The heart muscle, or myocardium, is a specialized type of muscle that makes up the walls of the heart. The myocardium is responsible for contracting and relaxing to pump blood throughout the body.
The heart muscle is unique in that it is constantly active, even when the body is at rest. The myocardium is able to generate its own electrical impulses, which stimulate the contraction of the heart muscle.
The heart muscle is made up of specialized cells called cardiomyocytes, which are connected by intercalated discs. These discs allow for the rapid transmission of electrical signals between cells, allowing the heart to contract in a coordinated and efficient manner.
The heart muscle has two important functions known as systolic and diastolic function. Systolic function refers to the ability of the heart to contract and pump blood out to the body. During systole, the myocardium contracts, and the heart chambers empty out the blood they were holding, sending it out to the lungs and body. Diastolic function, on the other hand, refers to the ability of the heart to relax and fill up with blood. During diastole, the myocardium relaxes, and the heart chambers refill with blood from the veins.
The coordination of these two functions is essential for the proper functioning of the heart and circulation of blood throughout the body. Systolic and diastolic function can be affected by a variety of factors, including damage to the heart muscle, high blood pressure, and certain medical conditions.
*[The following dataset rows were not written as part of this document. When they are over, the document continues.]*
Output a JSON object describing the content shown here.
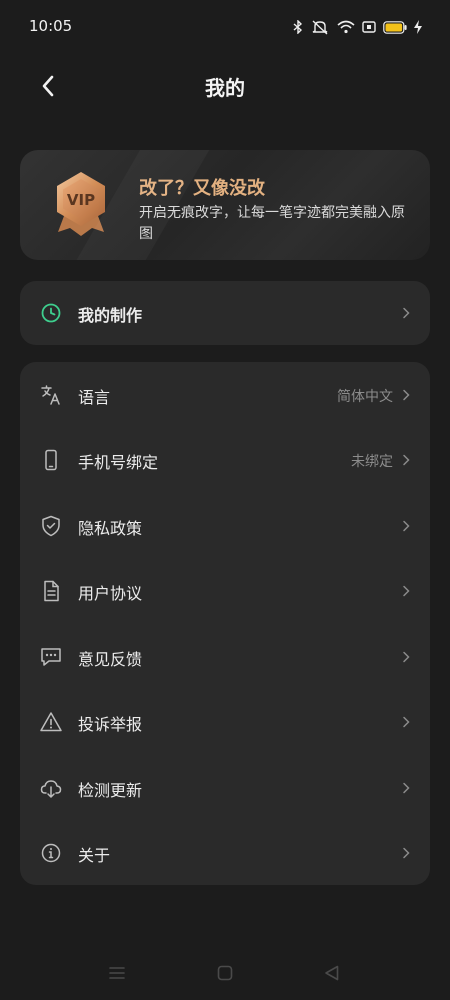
{
  "status_bar": {
    "time": "10:05",
    "icons": [
      "bluetooth-icon",
      "vibrate-off-icon",
      "wifi-icon",
      "sim-card-icon",
      "battery-icon",
      "charging-icon"
    ],
    "battery_color": "#f3c21a"
  },
  "header": {
    "back_icon": "back-arrow-icon",
    "title": "我的"
  },
  "vip_card": {
    "badge_text": "VIP",
    "title": "改了？又像没改",
    "description": "开启无痕改字，让每一笔字迹都完美融入原图",
    "accent_color": "#e3b181"
  },
  "my_creations": {
    "icon": "clock-icon",
    "label": "我的制作",
    "icon_color": "#3ecf8e"
  },
  "settings": [
    {
      "icon": "translate-icon",
      "label": "语言",
      "value": "简体中文"
    },
    {
      "icon": "phone-icon",
      "label": "手机号绑定",
      "value": "未绑定"
    },
    {
      "icon": "shield-check-icon",
      "label": "隐私政策",
      "value": ""
    },
    {
      "icon": "document-icon",
      "label": "用户协议",
      "value": ""
    },
    {
      "icon": "feedback-icon",
      "label": "意见反馈",
      "value": ""
    },
    {
      "icon": "warning-icon",
      "label": "投诉举报",
      "value": ""
    },
    {
      "icon": "cloud-download-icon",
      "label": "检测更新",
      "value": ""
    },
    {
      "icon": "info-icon",
      "label": "关于",
      "value": ""
    }
  ],
  "nav_bar": {
    "buttons": [
      "menu-icon",
      "home-square-icon",
      "back-triangle-icon"
    ]
  }
}
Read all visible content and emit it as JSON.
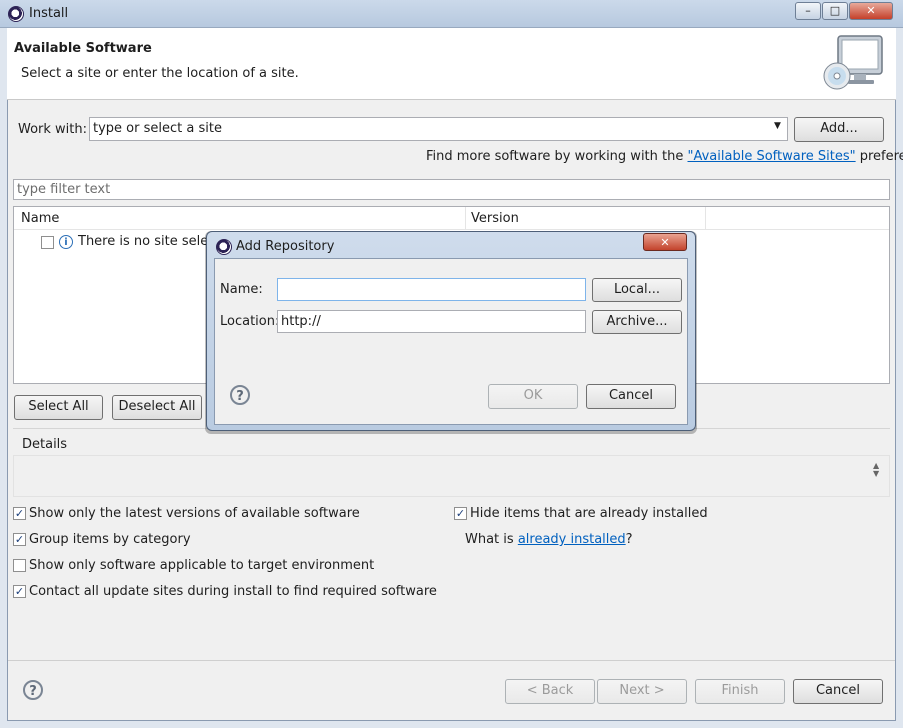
{
  "window": {
    "title": "Install",
    "min_label": "–",
    "max_label": "□",
    "close_label": "✕"
  },
  "banner": {
    "title": "Available Software",
    "description": "Select a site or enter the location of a site.",
    "icon": "monitor-cd-icon"
  },
  "work_with": {
    "label": "Work with:",
    "placeholder": "type or select a site",
    "add_label": "Add..."
  },
  "find_more": {
    "prefix": "Find more software by working with the ",
    "link": "\"Available Software Sites\"",
    "suffix": " preferences."
  },
  "filter": {
    "placeholder": "type filter text"
  },
  "table": {
    "columns": [
      "Name",
      "Version"
    ],
    "empty_row": "There is no site selecte"
  },
  "buttons": {
    "select_all": "Select All",
    "deselect_all": "Deselect All"
  },
  "details": {
    "label": "Details"
  },
  "options": {
    "latest_versions": {
      "label": "Show only the latest versions of available software",
      "checked": true
    },
    "group_by_category": {
      "label": "Group items by category",
      "checked": true
    },
    "applicable_only": {
      "label": "Show only software applicable to target environment",
      "checked": false
    },
    "contact_all_sites": {
      "label": "Contact all update sites during install to find required software",
      "checked": true
    },
    "hide_installed": {
      "label": "Hide items that are already installed",
      "checked": true
    },
    "what_is": {
      "prefix": "What is ",
      "link": "already installed",
      "suffix": "?"
    }
  },
  "footer": {
    "back": "< Back",
    "next": "Next >",
    "finish": "Finish",
    "cancel": "Cancel",
    "help": "?"
  },
  "dialog": {
    "title": "Add Repository",
    "close_label": "✕",
    "name_label": "Name:",
    "name_value": "",
    "location_label": "Location:",
    "location_value": "http://",
    "local_label": "Local...",
    "archive_label": "Archive...",
    "ok_label": "OK",
    "cancel_label": "Cancel",
    "help": "?"
  }
}
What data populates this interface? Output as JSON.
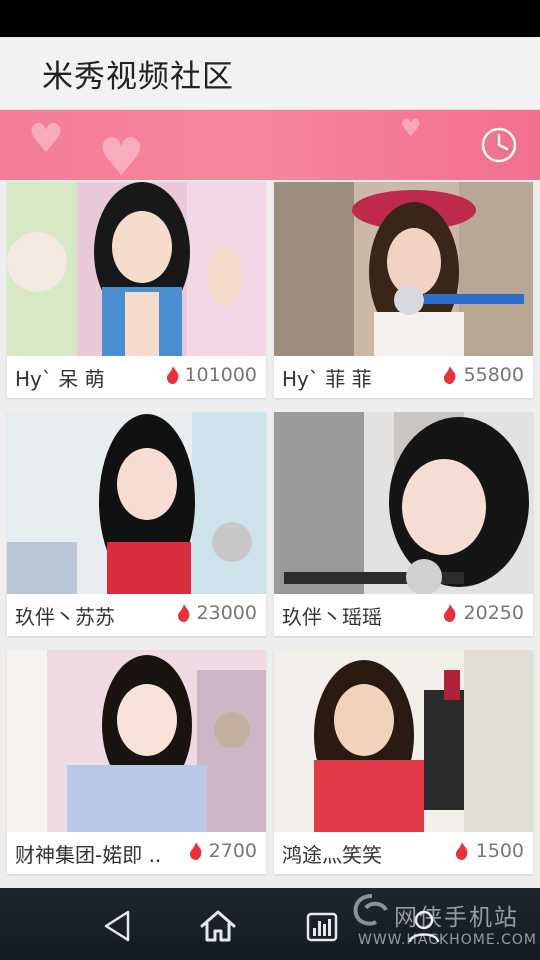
{
  "header": {
    "title": "米秀视频社区"
  },
  "banner": {
    "history_icon": "clock-icon"
  },
  "streams": [
    {
      "name": "Hy` 呆 萌",
      "views": "101000"
    },
    {
      "name": "Hy` 菲 菲",
      "views": "55800"
    },
    {
      "name": "玖伴丶苏苏",
      "views": "23000"
    },
    {
      "name": "玖伴丶瑶瑶",
      "views": "20250"
    },
    {
      "name": "财神集团-婼即 ..",
      "views": "2700"
    },
    {
      "name": "鸿途灬笑笑",
      "views": "1500"
    }
  ],
  "nav": {
    "back_icon": "back-triangle-icon",
    "home_icon": "home-icon",
    "recents_icon": "chart-icon",
    "profile_icon": "user-icon"
  },
  "watermark": {
    "main": "网侠手机站",
    "sub": "WWW.HACKHOME.COM"
  },
  "colors": {
    "banner": "#f47c95",
    "flame": "#e8313a",
    "nav": "#1a2029"
  }
}
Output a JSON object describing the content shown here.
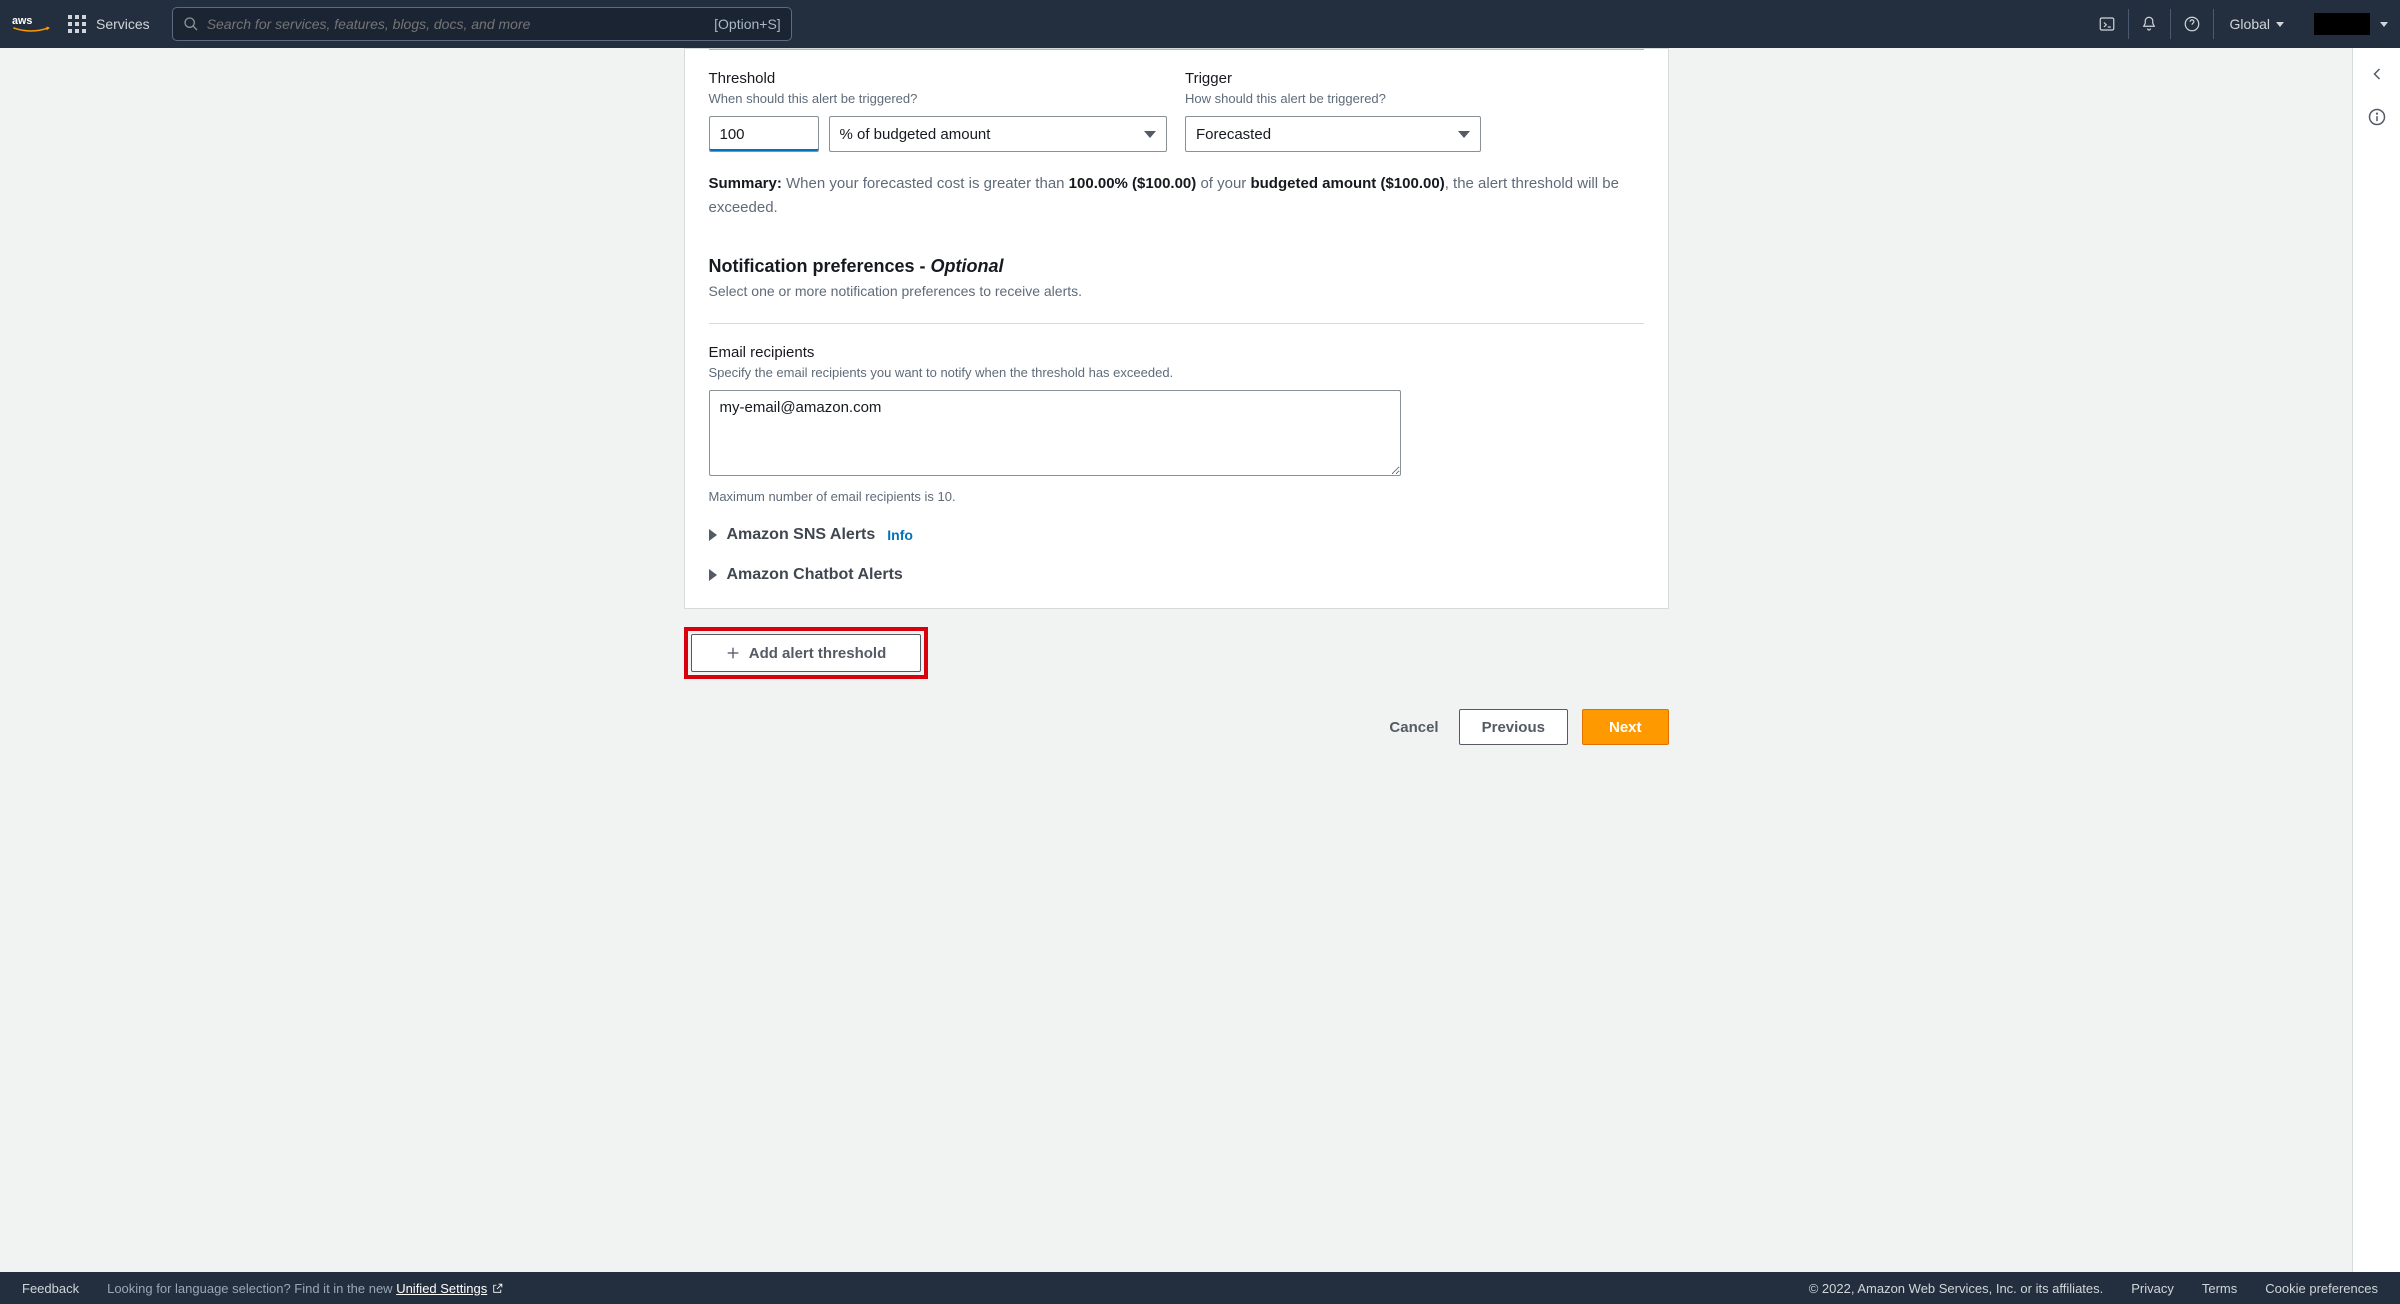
{
  "nav": {
    "services": "Services",
    "search_placeholder": "Search for services, features, blogs, docs, and more",
    "search_kbd": "[Option+S]",
    "region": "Global"
  },
  "threshold": {
    "label": "Threshold",
    "help": "When should this alert be triggered?",
    "value": "100",
    "unit": "% of budgeted amount"
  },
  "trigger": {
    "label": "Trigger",
    "help": "How should this alert be triggered?",
    "value": "Forecasted"
  },
  "summary": {
    "lead": "Summary:",
    "part1": " When your forecasted cost is greater than ",
    "pct": "100.00% ($100.00)",
    "part2": " of your ",
    "budget": "budgeted amount ($100.00)",
    "part3": ", the alert threshold will be exceeded."
  },
  "notif": {
    "head": "Notification preferences - ",
    "opt": "Optional",
    "sub": "Select one or more notification preferences to receive alerts."
  },
  "email": {
    "label": "Email recipients",
    "help": "Specify the email recipients you want to notify when the threshold has exceeded.",
    "value": "my-email@amazon.com",
    "hint": "Maximum number of email recipients is 10."
  },
  "expandos": {
    "sns": "Amazon SNS Alerts",
    "sns_info": "Info",
    "chatbot": "Amazon Chatbot Alerts"
  },
  "add_btn": "Add alert threshold",
  "actions": {
    "cancel": "Cancel",
    "previous": "Previous",
    "next": "Next"
  },
  "footer": {
    "feedback": "Feedback",
    "lang_hint": "Looking for language selection? Find it in the new ",
    "unified": "Unified Settings",
    "copyright": "© 2022, Amazon Web Services, Inc. or its affiliates.",
    "privacy": "Privacy",
    "terms": "Terms",
    "cookie": "Cookie preferences"
  }
}
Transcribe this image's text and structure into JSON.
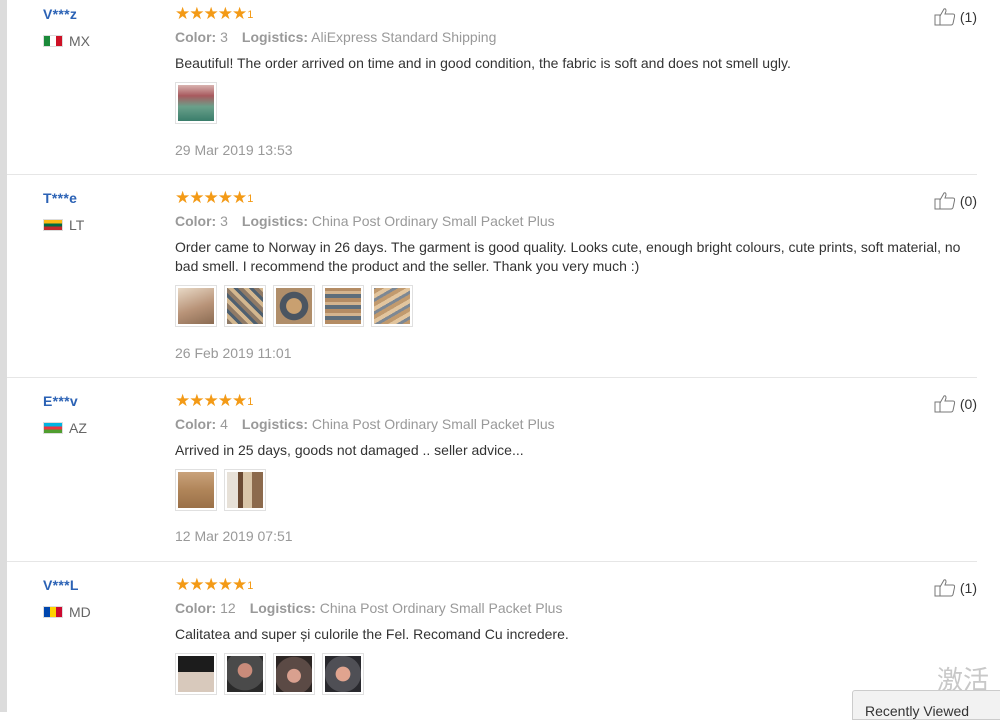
{
  "reviews": [
    {
      "user": "V***z",
      "country": "MX",
      "flag_colors": [
        "#1b8a3a",
        "#ffffff",
        "#ce1126"
      ],
      "stars": "★★★★★",
      "star_tick": "1",
      "color_label": "Color:",
      "color_value": "3",
      "logistics_label": "Logistics:",
      "logistics_value": "AliExpress Standard Shipping",
      "text": "Beautiful! The order arrived on time and in good condition, the fabric is soft and does not smell ugly.",
      "photo_count": 1,
      "date": "29 Mar 2019 13:53",
      "helpful_count": "(1)"
    },
    {
      "user": "T***e",
      "country": "LT",
      "flag_colors": [
        "#fdb913",
        "#006a44",
        "#c1272d"
      ],
      "stars": "★★★★★",
      "star_tick": "1",
      "color_label": "Color:",
      "color_value": "3",
      "logistics_label": "Logistics:",
      "logistics_value": "China Post Ordinary Small Packet Plus",
      "text": "Order came to Norway in 26 days. The garment is good quality. Looks cute, enough bright colours, cute prints, soft material, no bad smell. I recommend the product and the seller. Thank you very much :)",
      "photo_count": 5,
      "date": "26 Feb 2019 11:01",
      "helpful_count": "(0)"
    },
    {
      "user": "E***v",
      "country": "AZ",
      "flag_colors": [
        "#00b5e2",
        "#ef3340",
        "#509e2f"
      ],
      "stars": "★★★★★",
      "star_tick": "1",
      "color_label": "Color:",
      "color_value": "4",
      "logistics_label": "Logistics:",
      "logistics_value": "China Post Ordinary Small Packet Plus",
      "text": "Arrived in 25 days, goods not damaged .. seller advice...",
      "photo_count": 2,
      "date": "12 Mar 2019 07:51",
      "helpful_count": "(0)"
    },
    {
      "user": "V***L",
      "country": "MD",
      "flag_colors": [
        "#0046ae",
        "#ffd200",
        "#cc092f"
      ],
      "stars": "★★★★★",
      "star_tick": "1",
      "color_label": "Color:",
      "color_value": "12",
      "logistics_label": "Logistics:",
      "logistics_value": "China Post Ordinary Small Packet Plus",
      "text": "Calitatea and super și culorile the Fel. Recomand Cu incredere.",
      "photo_count": 4,
      "date": "",
      "helpful_count": "(1)"
    }
  ],
  "watermark": "激活",
  "recently_viewed": "Recently Viewed"
}
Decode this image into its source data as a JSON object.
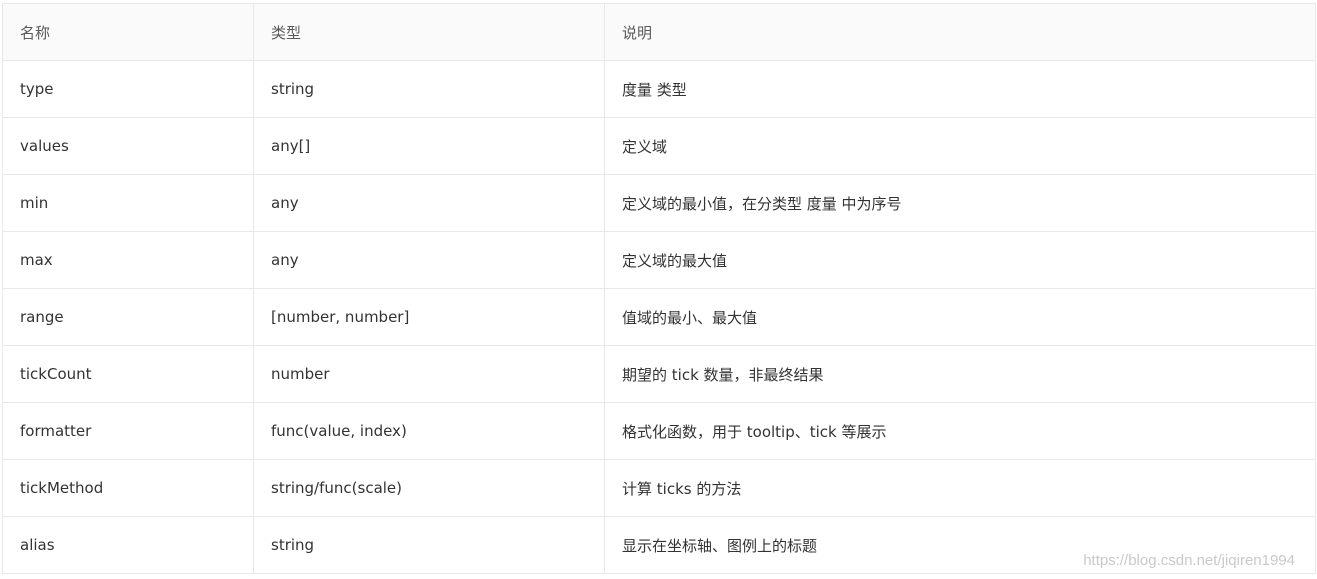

Measuring and monitoring these functions can be important in diagnosing and managing heart conditions.